Social Anxiety In Teens: Is My Child Introverted, Shy, or Socially Anxious? (1) Prefer pizza night with a few friends to a raucous dance party? (2) Take time to warm up in social settings? (3) Avoid gatherings altogether because they feel they don’t belong, and that others will think they look and act dumb? If any of this sounds familiar, it’s not only because your tween is at an awkward age where their body is changing and friends are more important than breathing.
When the weather outside is frightful — and the fire is so delightful — your instinct might be to grab a glass of wine or a cup of cocoa and hibernate until spring. But consider fighting that urge, grabbing your parka and scarf, and launching the New Year with a cold-weather adventure. We’re not talking about skiing or ice skating. Kick it up a notch and snowkite across a frosty lake or drive a dog team through a glittering winter landscape.
When You Have a Friend With Money (Or Without)My older daughter’s classmate invited friends to fly on a private jet to see Mick Jagger perform at the Super Bowl. My younger daughter’s classmate declined a movie outing because her mom didn’t get paid until the following week. Friends with money, and friends with no money. These examples of financial differences may occupy different ends of the economic spectrum, but both scenarios raised complicated feelings and questions for my teens.
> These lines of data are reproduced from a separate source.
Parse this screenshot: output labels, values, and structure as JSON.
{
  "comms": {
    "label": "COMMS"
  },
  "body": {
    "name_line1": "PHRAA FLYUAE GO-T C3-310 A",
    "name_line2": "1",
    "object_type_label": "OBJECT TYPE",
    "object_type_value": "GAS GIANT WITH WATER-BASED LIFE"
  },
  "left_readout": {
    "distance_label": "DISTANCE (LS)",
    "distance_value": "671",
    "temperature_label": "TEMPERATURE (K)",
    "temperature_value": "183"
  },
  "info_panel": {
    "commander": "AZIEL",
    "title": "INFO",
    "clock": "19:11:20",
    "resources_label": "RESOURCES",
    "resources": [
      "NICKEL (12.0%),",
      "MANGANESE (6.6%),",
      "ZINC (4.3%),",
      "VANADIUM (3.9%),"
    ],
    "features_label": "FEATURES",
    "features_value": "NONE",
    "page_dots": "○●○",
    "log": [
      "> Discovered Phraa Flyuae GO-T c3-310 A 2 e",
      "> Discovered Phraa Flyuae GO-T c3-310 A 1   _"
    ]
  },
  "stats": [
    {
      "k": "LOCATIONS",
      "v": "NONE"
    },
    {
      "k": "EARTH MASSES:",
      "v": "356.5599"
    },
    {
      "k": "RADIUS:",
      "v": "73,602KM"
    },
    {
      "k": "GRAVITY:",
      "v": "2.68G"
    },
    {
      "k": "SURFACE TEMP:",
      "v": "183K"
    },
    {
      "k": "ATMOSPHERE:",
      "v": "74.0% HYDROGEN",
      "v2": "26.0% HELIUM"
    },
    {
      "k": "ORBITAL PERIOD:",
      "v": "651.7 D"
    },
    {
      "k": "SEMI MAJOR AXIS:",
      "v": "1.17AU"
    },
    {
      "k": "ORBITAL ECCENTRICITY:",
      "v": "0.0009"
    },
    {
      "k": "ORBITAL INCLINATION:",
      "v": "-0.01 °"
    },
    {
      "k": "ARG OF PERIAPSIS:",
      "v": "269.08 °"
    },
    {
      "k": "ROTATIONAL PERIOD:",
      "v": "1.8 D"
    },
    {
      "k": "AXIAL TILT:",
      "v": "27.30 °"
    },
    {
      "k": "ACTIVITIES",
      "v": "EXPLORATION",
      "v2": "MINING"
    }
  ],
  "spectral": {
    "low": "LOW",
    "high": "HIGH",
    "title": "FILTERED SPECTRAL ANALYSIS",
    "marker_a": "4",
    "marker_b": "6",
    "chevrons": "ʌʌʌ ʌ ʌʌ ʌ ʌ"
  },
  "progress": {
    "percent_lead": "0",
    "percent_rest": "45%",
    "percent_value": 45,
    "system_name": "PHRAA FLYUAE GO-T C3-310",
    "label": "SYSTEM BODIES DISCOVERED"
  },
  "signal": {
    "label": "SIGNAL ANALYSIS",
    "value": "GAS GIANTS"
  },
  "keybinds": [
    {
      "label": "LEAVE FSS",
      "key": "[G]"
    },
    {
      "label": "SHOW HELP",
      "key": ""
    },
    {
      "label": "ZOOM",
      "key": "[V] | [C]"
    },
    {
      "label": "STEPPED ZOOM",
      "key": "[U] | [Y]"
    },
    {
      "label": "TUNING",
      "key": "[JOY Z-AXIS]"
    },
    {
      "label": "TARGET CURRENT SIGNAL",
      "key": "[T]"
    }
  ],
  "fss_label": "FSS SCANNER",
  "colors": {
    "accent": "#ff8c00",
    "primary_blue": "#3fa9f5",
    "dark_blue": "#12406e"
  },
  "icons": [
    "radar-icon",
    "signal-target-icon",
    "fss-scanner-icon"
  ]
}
Muck Rack makes it simple to find people, tweets, or articles that mention any name, keyword, company, hashtag etc. We've compiled this guide to help you make the most of your search.
Selecting a term
Start searching tweets, articles from media outlets, articles mentioned in tweets, journalists'
names, titles and bios with some suggested searches:
Companies or Topics (e.g. iPhone, Microsoft)
Phrases (e.g. "cloud computing") — use quotes to keep the terms together
Twitter handles (e.g. @username) — returns those who have mentioned or replied to
Names (e.g. "David Pogue")
Hashtags (e.g. #sxsw, #london2012)
Bio details (e.g. vegan, Olympics, father)
Muck Rack's Advanced Search allows for many boolean operators.
Find results that mention multiple specified terms, use AND or
+. For example, ensure each result contains both Elon Musk and Mark Zuckerberg by
searching Musk AND Zuckerberg or Musk + Zuckerberg.
Use the operators OR or , to broaden your search when you'd like either of
multiple terms to appear in results. (This is the default behavior of our search when no operators
are used). For example, results will contain either cake or cookie by searching cake OR cookie or cake,cookie
Use NOT or - to subtract results from your search. For
example, searching Disney will yield results about the Walt Disney Company as well as Walt Disney
World Resort. To exclude mentions of Disney World, search for Disney -World or Disney
When using one of these operators with a phrase, enclose it in quotation marks. For example, you can
find results about smartphones excluding Apple's iPhone 4S by searching smartphone -"iPhone
Exact case matching or punctuation
If you're searching for a brand name or keyword that relies on specific punctuation marks or capitalization, you can
find results that match your exact query by adding matchcase: before the keyword you're searching for, like matchcase:E*TRADE .
Use parentheses to separate multiple
boolean phrases. For example, to find journalists talking about having fun in Disney World or
Disneyland, search for ("disney world" OR disneyland) AND fun.
An asterisk can be used to search for any variation of a root word truncated by the asterisk. For example, searching for admin* will return results for administrator, administration, administer, administered, etc.
A near operator is an AND operator where you can control the distance between the words. You can vary the distance the near operation uses by adding a forward slash and number (between 0-99) such as strawberries NEAR/10 "whipped cream", which means the strawberries must exist within 10 words of "whipped cream".